Thirdly, if your using your own lighting equipment, then don’t move the lights during these shots at all, it needs to be consistent for it to be convincing for others to be amazed!
The Levitation Secret
Now once you’ve got the shot, this part is important – don’t move the camera at all! It’s so crucial this, you’ve got to keep this rule. Don’t think ‘oh ill move it for a moment and then put it back roughly where it was’ you’ll never get it exact and its this precision that will make the final effect amazing!
Now part 2 is way easier than part 1. Clear the scene and bring your model out of the way so all you have is your background. If there are any indents in the floor of where your chair or table has been then try to smooth them out. When you’re ready, take a single shot of the empty background.
Once you’ve got your shots then it’s time for a quick edit…
Check out our Shots
So what do you think? Are you on cloud nine with inspiration?
Let us know and send us your levitation shots on Facebook, Twitter or Instagram wherever you can find us and we’ll share out the tips. Don’t forget to upload your efforts to the iPhotography student gallery too.
This is just a fun project to try out nevertheless, something different to put in your portfolio! It’s also a great way of transforming your portraits in to some conceptual images. They take very little technical knowledge, all you need is a good idea beforehand so jump on our Pinterest boards for inspiration.
What Others Are Reading

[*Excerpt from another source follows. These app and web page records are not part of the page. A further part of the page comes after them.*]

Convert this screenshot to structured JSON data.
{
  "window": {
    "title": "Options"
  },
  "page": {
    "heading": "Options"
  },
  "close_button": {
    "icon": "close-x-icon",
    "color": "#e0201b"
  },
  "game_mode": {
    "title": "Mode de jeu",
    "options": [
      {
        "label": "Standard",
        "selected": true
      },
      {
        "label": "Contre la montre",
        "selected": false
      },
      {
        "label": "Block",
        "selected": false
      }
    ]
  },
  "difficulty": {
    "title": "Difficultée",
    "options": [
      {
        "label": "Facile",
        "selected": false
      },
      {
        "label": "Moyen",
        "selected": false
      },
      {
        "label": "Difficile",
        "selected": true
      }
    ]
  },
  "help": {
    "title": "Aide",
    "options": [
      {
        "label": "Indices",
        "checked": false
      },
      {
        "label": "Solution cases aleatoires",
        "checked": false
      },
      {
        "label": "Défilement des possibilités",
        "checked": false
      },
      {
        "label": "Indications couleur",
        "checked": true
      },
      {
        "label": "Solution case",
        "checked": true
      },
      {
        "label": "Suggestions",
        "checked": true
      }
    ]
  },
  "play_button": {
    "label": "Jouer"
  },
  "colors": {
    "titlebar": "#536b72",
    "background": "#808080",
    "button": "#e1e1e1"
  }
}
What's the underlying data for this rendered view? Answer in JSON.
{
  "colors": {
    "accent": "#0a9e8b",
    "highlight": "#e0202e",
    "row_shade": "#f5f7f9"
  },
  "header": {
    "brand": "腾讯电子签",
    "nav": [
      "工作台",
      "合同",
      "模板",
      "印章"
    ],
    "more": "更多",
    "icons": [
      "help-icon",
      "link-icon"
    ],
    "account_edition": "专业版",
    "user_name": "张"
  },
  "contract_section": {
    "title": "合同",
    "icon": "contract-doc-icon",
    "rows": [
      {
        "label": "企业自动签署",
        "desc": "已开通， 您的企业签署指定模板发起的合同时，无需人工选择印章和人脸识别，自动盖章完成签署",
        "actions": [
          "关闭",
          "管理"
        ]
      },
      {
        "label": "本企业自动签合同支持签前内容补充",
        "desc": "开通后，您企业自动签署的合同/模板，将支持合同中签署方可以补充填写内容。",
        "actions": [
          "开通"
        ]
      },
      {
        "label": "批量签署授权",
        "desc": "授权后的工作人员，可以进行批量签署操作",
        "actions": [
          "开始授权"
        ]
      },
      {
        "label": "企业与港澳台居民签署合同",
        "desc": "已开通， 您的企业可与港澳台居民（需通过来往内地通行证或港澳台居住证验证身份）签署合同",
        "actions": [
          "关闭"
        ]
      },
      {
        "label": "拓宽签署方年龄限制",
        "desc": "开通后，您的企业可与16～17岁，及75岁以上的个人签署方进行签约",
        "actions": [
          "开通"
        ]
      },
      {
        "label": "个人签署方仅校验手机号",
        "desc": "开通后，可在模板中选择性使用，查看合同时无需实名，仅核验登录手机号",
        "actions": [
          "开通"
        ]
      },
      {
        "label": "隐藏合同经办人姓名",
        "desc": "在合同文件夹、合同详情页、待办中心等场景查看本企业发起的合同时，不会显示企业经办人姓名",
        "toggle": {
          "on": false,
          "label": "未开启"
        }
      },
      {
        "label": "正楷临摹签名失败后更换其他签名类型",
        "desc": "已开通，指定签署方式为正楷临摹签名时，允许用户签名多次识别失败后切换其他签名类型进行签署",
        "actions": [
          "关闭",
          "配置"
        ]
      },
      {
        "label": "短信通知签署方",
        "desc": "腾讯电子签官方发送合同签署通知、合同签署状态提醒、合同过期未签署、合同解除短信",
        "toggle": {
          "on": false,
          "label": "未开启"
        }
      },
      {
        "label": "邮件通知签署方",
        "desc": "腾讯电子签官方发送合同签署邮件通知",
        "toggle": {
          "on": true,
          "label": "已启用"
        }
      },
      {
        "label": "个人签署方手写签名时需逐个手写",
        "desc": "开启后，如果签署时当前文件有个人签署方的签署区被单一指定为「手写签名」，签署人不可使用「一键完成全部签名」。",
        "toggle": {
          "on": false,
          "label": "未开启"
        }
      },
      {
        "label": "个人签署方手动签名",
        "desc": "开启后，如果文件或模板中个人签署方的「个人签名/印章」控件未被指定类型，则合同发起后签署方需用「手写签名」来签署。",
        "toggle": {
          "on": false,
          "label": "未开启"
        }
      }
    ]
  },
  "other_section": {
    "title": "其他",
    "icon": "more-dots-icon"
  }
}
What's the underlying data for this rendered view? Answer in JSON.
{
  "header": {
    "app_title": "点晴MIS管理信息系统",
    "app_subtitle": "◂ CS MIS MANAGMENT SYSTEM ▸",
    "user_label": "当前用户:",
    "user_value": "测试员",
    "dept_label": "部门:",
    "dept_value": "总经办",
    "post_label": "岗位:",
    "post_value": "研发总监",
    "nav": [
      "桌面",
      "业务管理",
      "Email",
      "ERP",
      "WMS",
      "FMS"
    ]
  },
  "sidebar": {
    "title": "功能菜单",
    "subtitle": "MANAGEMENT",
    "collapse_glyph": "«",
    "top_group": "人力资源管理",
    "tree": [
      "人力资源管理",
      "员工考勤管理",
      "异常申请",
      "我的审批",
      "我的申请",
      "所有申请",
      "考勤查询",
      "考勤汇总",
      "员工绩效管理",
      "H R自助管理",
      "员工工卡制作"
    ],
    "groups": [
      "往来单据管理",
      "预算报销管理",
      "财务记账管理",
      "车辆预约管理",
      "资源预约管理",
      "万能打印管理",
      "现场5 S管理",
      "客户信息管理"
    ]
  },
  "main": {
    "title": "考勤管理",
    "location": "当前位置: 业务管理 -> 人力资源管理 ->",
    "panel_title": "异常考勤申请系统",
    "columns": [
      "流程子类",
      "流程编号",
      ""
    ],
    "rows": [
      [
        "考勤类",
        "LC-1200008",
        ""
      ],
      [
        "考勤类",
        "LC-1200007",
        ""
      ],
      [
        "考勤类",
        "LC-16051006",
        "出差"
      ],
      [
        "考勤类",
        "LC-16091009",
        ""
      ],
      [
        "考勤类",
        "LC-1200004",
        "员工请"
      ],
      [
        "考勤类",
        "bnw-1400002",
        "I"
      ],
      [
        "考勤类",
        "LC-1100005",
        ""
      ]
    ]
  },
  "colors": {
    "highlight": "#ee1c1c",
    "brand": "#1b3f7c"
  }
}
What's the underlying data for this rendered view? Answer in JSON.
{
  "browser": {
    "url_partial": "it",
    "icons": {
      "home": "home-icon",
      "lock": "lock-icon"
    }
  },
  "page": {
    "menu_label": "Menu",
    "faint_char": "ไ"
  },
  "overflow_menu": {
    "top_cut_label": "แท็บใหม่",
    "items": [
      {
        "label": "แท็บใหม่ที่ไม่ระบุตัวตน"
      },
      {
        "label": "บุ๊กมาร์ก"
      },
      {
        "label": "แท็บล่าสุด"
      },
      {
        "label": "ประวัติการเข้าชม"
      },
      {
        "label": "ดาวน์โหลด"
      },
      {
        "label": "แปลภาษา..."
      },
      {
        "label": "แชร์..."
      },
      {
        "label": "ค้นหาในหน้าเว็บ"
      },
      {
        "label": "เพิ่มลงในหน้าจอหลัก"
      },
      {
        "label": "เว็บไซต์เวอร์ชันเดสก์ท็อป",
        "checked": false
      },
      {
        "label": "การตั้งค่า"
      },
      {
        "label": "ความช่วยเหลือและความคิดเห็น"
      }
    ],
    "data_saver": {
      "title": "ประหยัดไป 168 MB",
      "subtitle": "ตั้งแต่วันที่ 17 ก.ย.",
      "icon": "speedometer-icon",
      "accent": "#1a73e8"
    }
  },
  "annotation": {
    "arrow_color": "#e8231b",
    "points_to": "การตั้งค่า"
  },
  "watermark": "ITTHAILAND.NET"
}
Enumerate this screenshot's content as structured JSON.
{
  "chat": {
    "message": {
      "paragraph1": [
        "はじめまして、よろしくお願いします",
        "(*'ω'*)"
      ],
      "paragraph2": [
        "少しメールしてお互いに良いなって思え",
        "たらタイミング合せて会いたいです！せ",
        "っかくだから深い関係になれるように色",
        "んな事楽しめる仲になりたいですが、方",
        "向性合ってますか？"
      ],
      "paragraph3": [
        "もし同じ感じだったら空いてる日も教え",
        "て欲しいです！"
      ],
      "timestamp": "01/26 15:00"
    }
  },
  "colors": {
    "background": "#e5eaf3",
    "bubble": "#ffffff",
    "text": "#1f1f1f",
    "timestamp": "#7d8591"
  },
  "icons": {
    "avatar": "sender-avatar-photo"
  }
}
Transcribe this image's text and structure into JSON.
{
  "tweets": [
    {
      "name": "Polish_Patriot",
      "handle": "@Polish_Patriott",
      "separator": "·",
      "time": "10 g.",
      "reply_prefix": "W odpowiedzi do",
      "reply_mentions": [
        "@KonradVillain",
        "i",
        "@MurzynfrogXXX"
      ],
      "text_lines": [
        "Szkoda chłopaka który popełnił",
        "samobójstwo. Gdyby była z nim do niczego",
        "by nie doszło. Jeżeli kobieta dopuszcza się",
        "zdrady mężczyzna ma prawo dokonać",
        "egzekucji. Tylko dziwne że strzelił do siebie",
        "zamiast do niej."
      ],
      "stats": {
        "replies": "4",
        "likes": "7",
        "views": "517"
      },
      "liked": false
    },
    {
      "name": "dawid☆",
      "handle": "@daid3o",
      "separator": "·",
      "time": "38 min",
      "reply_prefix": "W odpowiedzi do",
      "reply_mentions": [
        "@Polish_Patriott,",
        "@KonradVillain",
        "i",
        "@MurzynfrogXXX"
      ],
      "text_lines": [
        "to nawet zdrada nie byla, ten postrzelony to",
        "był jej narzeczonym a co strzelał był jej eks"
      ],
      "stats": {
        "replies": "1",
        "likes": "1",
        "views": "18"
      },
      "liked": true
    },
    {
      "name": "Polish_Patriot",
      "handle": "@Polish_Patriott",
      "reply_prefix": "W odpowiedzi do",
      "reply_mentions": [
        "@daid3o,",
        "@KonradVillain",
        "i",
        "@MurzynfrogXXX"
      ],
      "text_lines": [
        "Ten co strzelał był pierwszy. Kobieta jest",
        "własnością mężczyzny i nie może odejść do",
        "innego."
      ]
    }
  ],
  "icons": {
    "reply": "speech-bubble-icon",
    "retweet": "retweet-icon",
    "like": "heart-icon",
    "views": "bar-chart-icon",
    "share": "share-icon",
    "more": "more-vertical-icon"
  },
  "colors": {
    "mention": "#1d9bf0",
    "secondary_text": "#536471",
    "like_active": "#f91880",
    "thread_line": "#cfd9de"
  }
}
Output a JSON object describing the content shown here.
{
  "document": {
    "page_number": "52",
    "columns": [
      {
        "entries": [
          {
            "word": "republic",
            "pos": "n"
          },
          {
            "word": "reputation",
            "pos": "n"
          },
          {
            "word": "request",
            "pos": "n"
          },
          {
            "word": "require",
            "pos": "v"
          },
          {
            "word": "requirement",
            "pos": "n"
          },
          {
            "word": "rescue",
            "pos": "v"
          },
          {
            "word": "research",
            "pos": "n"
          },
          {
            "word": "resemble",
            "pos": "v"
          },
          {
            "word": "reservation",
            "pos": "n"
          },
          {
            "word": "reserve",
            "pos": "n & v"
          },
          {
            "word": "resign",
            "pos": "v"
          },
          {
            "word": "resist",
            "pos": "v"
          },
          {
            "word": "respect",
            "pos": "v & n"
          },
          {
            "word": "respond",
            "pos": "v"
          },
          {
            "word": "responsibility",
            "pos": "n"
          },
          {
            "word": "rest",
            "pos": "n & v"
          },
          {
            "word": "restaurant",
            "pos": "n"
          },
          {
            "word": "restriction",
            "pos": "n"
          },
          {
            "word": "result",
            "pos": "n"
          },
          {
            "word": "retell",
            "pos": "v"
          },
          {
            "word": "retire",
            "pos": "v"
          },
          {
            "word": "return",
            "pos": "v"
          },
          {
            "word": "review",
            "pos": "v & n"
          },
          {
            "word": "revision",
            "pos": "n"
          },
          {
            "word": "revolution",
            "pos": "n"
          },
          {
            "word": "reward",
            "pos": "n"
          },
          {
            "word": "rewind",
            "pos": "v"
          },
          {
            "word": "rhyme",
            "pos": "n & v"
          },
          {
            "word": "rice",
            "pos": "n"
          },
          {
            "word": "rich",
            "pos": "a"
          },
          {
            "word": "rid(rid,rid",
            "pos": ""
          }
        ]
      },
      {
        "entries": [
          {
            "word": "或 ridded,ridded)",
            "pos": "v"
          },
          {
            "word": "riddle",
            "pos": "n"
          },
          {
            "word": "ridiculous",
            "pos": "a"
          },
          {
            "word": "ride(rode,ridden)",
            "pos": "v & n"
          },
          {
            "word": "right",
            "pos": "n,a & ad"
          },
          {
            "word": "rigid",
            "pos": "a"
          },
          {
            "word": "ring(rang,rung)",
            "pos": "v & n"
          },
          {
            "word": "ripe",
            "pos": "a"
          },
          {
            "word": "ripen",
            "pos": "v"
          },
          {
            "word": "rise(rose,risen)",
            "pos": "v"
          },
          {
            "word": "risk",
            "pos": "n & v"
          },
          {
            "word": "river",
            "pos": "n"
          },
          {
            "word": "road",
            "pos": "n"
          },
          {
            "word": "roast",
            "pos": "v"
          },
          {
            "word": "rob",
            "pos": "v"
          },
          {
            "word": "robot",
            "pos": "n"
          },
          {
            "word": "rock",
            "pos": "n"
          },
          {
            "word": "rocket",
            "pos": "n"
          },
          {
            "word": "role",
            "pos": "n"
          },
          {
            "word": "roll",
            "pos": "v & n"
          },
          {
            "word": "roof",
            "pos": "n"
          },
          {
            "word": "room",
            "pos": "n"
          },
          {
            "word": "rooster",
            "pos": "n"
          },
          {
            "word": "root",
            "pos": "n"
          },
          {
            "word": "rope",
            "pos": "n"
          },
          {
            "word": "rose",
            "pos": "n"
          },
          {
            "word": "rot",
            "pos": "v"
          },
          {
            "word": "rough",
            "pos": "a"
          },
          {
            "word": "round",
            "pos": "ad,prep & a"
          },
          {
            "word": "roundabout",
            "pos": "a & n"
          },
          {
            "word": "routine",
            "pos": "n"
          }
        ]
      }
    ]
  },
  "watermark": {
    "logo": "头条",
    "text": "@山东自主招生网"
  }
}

iPhotography Course not only teaches you all the standard technical expertise, settings, skills, and special effects with your camera – but we also show you how to use these skills to develop your own individual style as a photographer.
Learn to take amazing photos in a free online photography course for beginners. Master the basics of photography 1 min a day for a month!
Who Are Photography Classes Made For?
Are our classes made for you? Well if you’re brand new to photography or been practising for a little while but starting to hit a wall then, the simple answer – YES!
Whether you have just bought a camera or have spent years behind the viewfinder, our photography classes are comprehensive, educational, honest and cutting-edge – there are no other courses like it (believe us, we checked a lot!).
We’re like the Wikipedia of photography – all of the answers are under one roof.
3 Ways to Use Natural Light
Sunlight can be discussed using a few different photography terms and approaches. There are normally 4 considerations photographers look at when using natural light in their photos - Direction, Colour, Intensity and Quality.
In which direction is the light falling? Is the direction of the light where you need it to be? While it’s very hard to change the direction of natural light unless you’re using reflectors you may have to move your subject into the path of the light to get the right finish.
There are 3 main directions that you can use natural light in a photo;
FREE - Optional Assignments
Some of our classes offer personal critiques and constructive feedback from qualified photography tutors. Receive 1-on-1 advice and tips from the experts.
5 Top Architectural Photography Tutorial Tips
How to Be a Nature Photographer
Going from a beginner nature photographer to making money from your camera you need dedication. It requires time and a never-ending passion to get outdoors with your cameras and practise new techniques. Get outdoors early and return when the sun sets.
Get familiar with your local woodlands and read nature books to learn about wildlife, birding and foliage. This will help you understand what you are shooting and when is the best time of year to find these subjects.
The other challenge when shooting through glass is the tinting. Unfortunately, architects and designers didn’t think about us photographers when creating these skyscrapers.
Their windows are invariably tinted in some way to help with heating.
This means that some of your photos may have a green/grey tint to them.
It’s not the biggest issue as you can rebalance this tint in editing with the ‘tint’ slider for example.